Setting Online Minimum Prices - Risks Heavy Fines

In May 2016 the Competition & Markets Authority ("CMA") imposed substantial fines on suppliers in the bathroom fittings and commercial catering equipment sectors for engaging in online resale price maintenance with some of their retailers for specifying the minimum prices that the retailers could advertise for sales of the suppliers' products over the internet.

On the 21 June 2016 the CMA published an open guidance letter to retailers and suppliers on restrictions on retail pricing and compliance with competition law.

It is foreseeable that other cases like these may follow in the retail sector (not just in these particular markets) given the CMA's current focus and attention. Now is the time to review your position and compliance program.

The key messages to suppliers are:

  • You must not dictate the price at which your products are sold, either online or through other sales channels. 
  • Policies that set a minimum advertised price for online sales can equate to resale price maintenance and are usually illegal. 
  • You must not use threats, financial incentives or take any other action, such as withholding supply or offering less favourable terms, to make retailers stick to recommended resale prices.

The key messages to retailers are:

  • You are normally entitled to set the price of the products you sell, whether online or through other sales channels.
  • Suppliers are not usually allowed to dictate the prices at which you advertise their products online.
  • If you have agreed to sell at fixed or minimum prices with your supplier, you may both be found to be breaking competition law.

There can be serious consequences for businesses that break competition law, including fines of up to 10% of a business’s worldwide turnover.
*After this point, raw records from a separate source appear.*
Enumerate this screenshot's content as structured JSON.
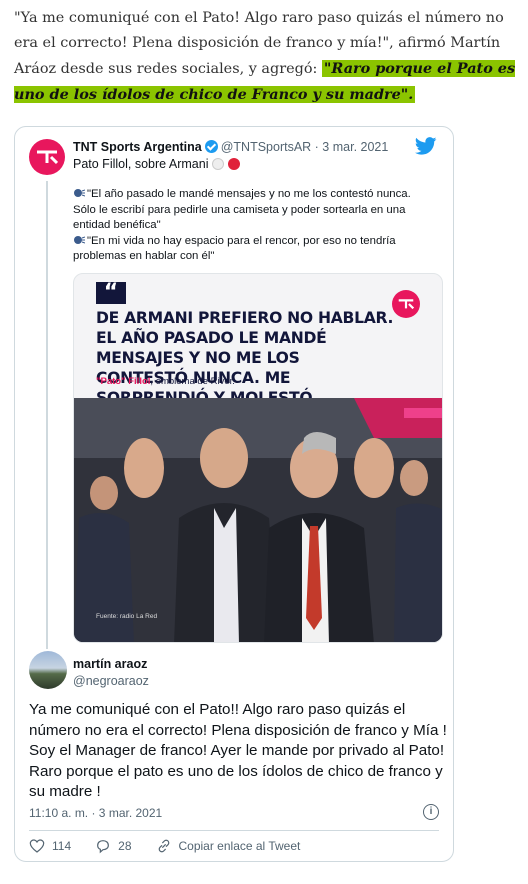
{
  "article": {
    "paragraph_plain": "\"Ya me comuniqué con el Pato! Algo raro paso quizás el número no era el correcto! Plena disposición de franco y mía!\", afirmó Martín Aráoz desde sus redes sociales, y agregó: ",
    "paragraph_highlight": "\"Raro porque el Pato es uno de los ídolos de chico de Franco y su madre\"."
  },
  "tweet": {
    "quoted": {
      "author_name": "TNT Sports Argentina",
      "handle_date": "@TNTSportsAR · 3 mar. 2021",
      "subtitle": "Pato Fillol, sobre Armani",
      "quote_1": "\"El año pasado le mandé mensajes y no me los contestó nunca. Sólo le escribí para pedirle una camiseta y poder sortearla en una entidad benéfica\"",
      "quote_2": "\"En mi vida no hay espacio para el rencor, por eso no tendría problemas en hablar con él\"",
      "media": {
        "quote_glyph": "“",
        "headline": "DE ARMANI PREFIERO NO HABLAR. EL AÑO PASADO LE MANDÉ MENSAJES Y NO ME LOS CONTESTÓ NUNCA. ME SORPRENDIÓ Y MOLESTÓ",
        "caption_name": "\"Pato\" Fillol",
        "caption_rest": ", emblema de River.",
        "source": "Fuente: radio La Red"
      }
    },
    "reply": {
      "author_name": "martín araoz",
      "handle": "@negroaraoz",
      "text": "Ya me comuniqué con el Pato!! Algo raro paso quizás el número no era el correcto! Plena disposición de franco y Mía ! Soy el Manager de franco! Ayer le mande por privado al Pato! Raro porque el pato es uno de los ídolos de chico de franco y su madre !",
      "timestamp": "11:10 a. m. · 3 mar. 2021",
      "likes": "114",
      "replies": "28",
      "copy_link_label": "Copiar enlace al Tweet"
    }
  },
  "icons": {
    "verified": "verified-badge-icon",
    "bird": "twitter-bird-icon",
    "speaker": "speaking-head-icon",
    "info": "info-icon",
    "heart": "heart-icon",
    "reply": "reply-bubble-icon",
    "link": "link-icon"
  },
  "colors": {
    "highlight": "#8bc400",
    "tnt_pink": "#e8175d",
    "twitter_blue": "#1d9bf0",
    "headline_navy": "#12163a",
    "muted": "#536471"
  }
}
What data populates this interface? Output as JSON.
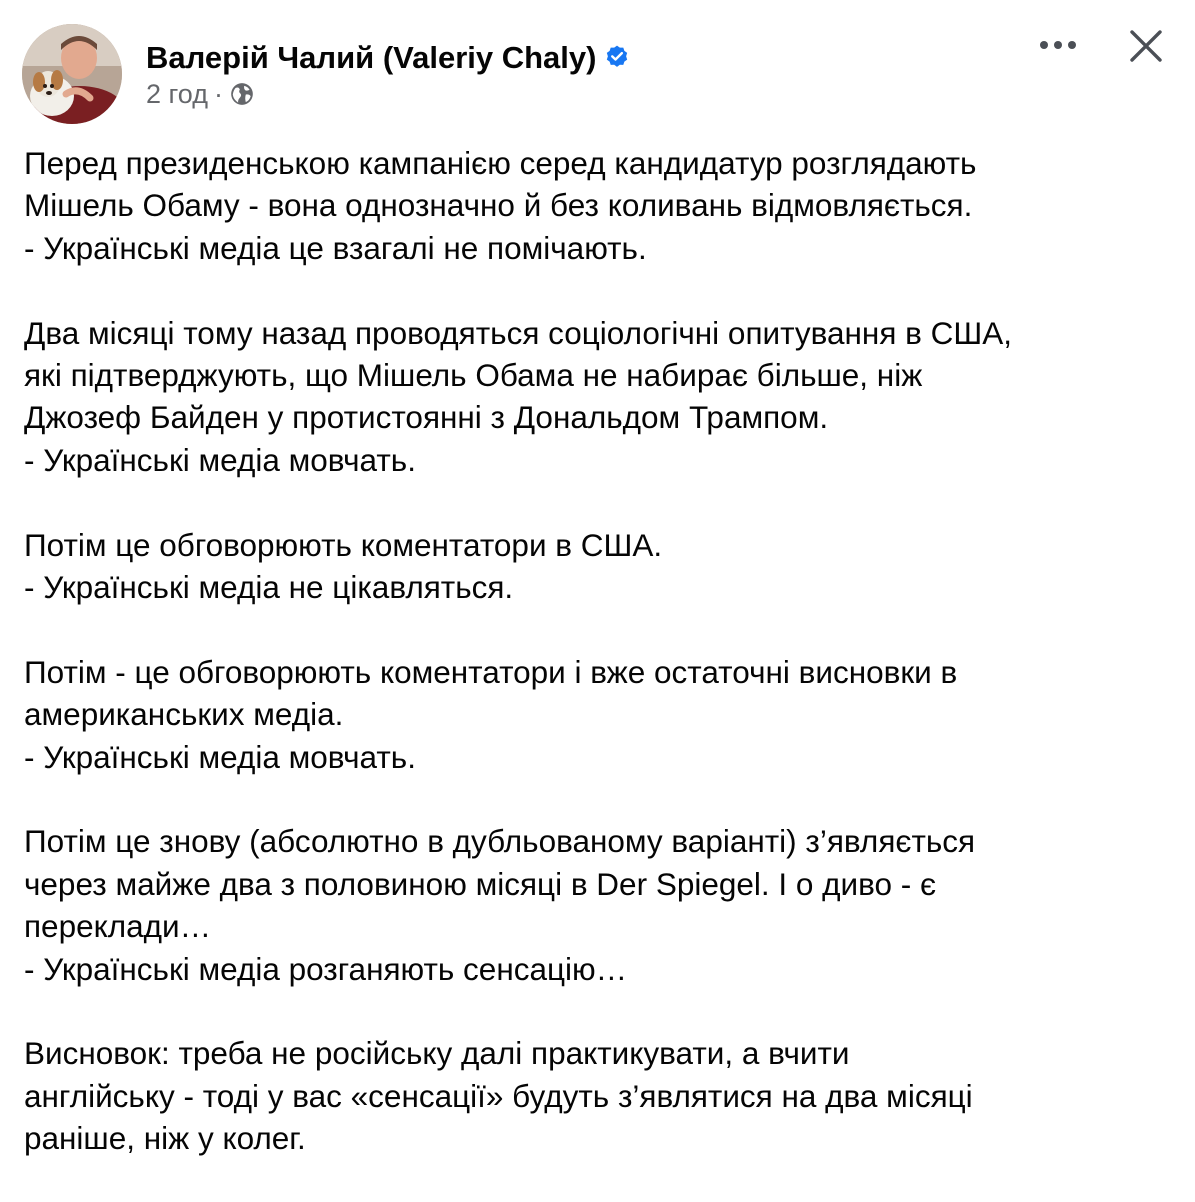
{
  "author": {
    "name": "Валерій Чалий (Valeriy Chaly)",
    "avatar_icon": "avatar-photo",
    "verified_icon": "verified-badge-icon",
    "verified_color": "#1877f2"
  },
  "meta": {
    "time": "2 год",
    "separator": "·",
    "audience_icon": "globe-icon"
  },
  "actions": {
    "more_icon": "more-options-icon",
    "close_icon": "close-icon"
  },
  "colors": {
    "text": "#050505",
    "secondary_text": "#65676b",
    "background": "#ffffff"
  },
  "post": {
    "paragraphs": [
      {
        "lines": [
          "Перед президенською кампанією серед кандидатур розглядають",
          "Мішель Обаму - вона однозначно й без коливань відмовляється.",
          "- Українські медіа це взагалі не помічають."
        ]
      },
      {
        "lines": [
          "Два місяці тому назад проводяться соціологічні опитування в США,",
          "які підтверджують, що Мішель Обама не набирає більше, ніж",
          "Джозеф Байден у протистоянні з Дональдом Трампом.",
          "- Українські медіа мовчать."
        ]
      },
      {
        "lines": [
          "Потім це обговорюють коментатори в США.",
          "- Українські медіа не цікавляться."
        ]
      },
      {
        "lines": [
          "Потім - це обговорюють коментатори і вже остаточні висновки в",
          "американських медіа.",
          "- Українські медіа мовчать."
        ]
      },
      {
        "lines": [
          "Потім це знову (абсолютно в дубльованому варіанті) з’являється",
          "через майже два з половиною місяці в Der Spiegel. І о диво - є",
          "переклади…",
          "- Українські медіа розганяють сенсацію…"
        ]
      },
      {
        "lines": [
          "Висновок: треба не російську далі практикувати, а вчити",
          "англійську - тоді у вас «сенсації» будуть з’являтися на два місяці",
          "раніше, ніж у колег."
        ]
      }
    ]
  }
}
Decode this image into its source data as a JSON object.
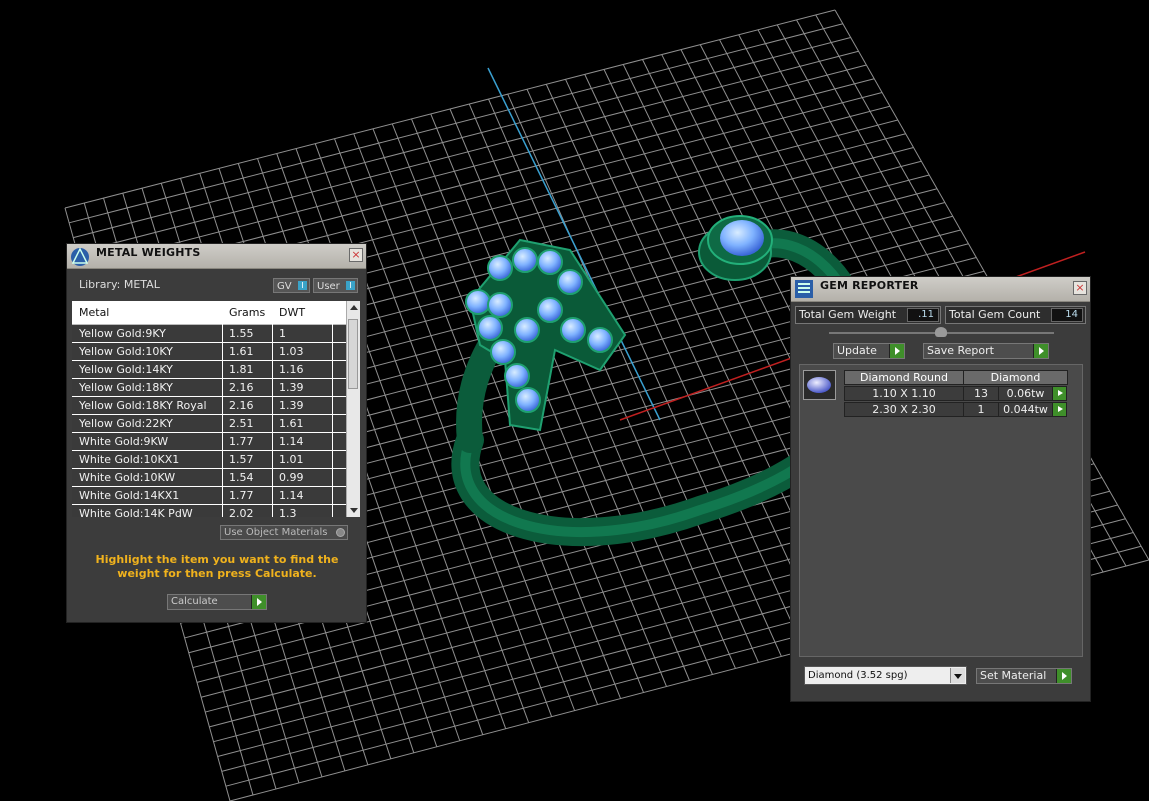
{
  "metal_weights": {
    "title": "METAL WEIGHTS",
    "library_label": "Library: METAL",
    "toggle_gv": "GV",
    "toggle_user": "User",
    "toggle_indicator": "I",
    "columns": [
      "Metal",
      "Grams",
      "DWT"
    ],
    "rows": [
      {
        "metal": "Yellow Gold:9KY",
        "grams": "1.55",
        "dwt": "1"
      },
      {
        "metal": "Yellow Gold:10KY",
        "grams": "1.61",
        "dwt": "1.03"
      },
      {
        "metal": "Yellow Gold:14KY",
        "grams": "1.81",
        "dwt": "1.16"
      },
      {
        "metal": "Yellow Gold:18KY",
        "grams": "2.16",
        "dwt": "1.39"
      },
      {
        "metal": "Yellow Gold:18KY Royal",
        "grams": "2.16",
        "dwt": "1.39"
      },
      {
        "metal": "Yellow Gold:22KY",
        "grams": "2.51",
        "dwt": "1.61"
      },
      {
        "metal": "White Gold:9KW",
        "grams": "1.77",
        "dwt": "1.14"
      },
      {
        "metal": "White Gold:10KX1",
        "grams": "1.57",
        "dwt": "1.01"
      },
      {
        "metal": "White Gold:10KW",
        "grams": "1.54",
        "dwt": "0.99"
      },
      {
        "metal": "White Gold:14KX1",
        "grams": "1.77",
        "dwt": "1.14"
      },
      {
        "metal": "White Gold:14K PdW",
        "grams": "2.02",
        "dwt": "1.3"
      }
    ],
    "use_object_materials": "Use Object Materials",
    "hint": "Highlight the item you want to find the weight for then press Calculate.",
    "calculate": "Calculate"
  },
  "gem_reporter": {
    "title": "GEM REPORTER",
    "total_gem_weight_label": "Total Gem Weight",
    "total_gem_weight_value": ".11",
    "total_gem_count_label": "Total Gem Count",
    "total_gem_count_value": "14",
    "update": "Update",
    "save_report": "Save Report",
    "gem_headers": [
      "Diamond Round",
      "Diamond"
    ],
    "gem_rows": [
      {
        "size": "1.10 X 1.10",
        "count": "13",
        "weight": "0.06tw"
      },
      {
        "size": "2.30 X 2.30",
        "count": "1",
        "weight": "0.044tw"
      }
    ],
    "material_select": "Diamond     (3.52 spg)",
    "set_material": "Set Material"
  },
  "colors": {
    "background": "#000000",
    "grid": "#bdbdbd",
    "ring_green": "#0d6b45",
    "gem_blue": "#6aa8ff",
    "hint_orange": "#f0b21d",
    "go_green": "#3f8f2a"
  }
}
There are some very exceptional circumstances in which it may not be unlawful to specify retail prices but you should seek legal advice on this point if you think it applies to your business.

The 3-page letter includes case studies and links to further information, including a 60-second guide and video. Click here to view the letter.

In May 2016, the CMA imposed a fine of over £2 million on the supplier in the commercial catering case, and over £780,000 on the manufacturer in the bathrooms case.

The suppliers’ fines were each reduced by 5 to 10% for setting up a comprehensive competition law compliance programme that included staff training. Each supplier also benefited from a 20% fine reduction because it admitted breaking the law and fully co-operated with the CMA under a settlement agreement.

If you are a supplier or retailer of products that can be bought online Ashfords can advise you on an effective compliance program and on dealing with illegal anti-competitive practices in your supply chain. 

Send us a message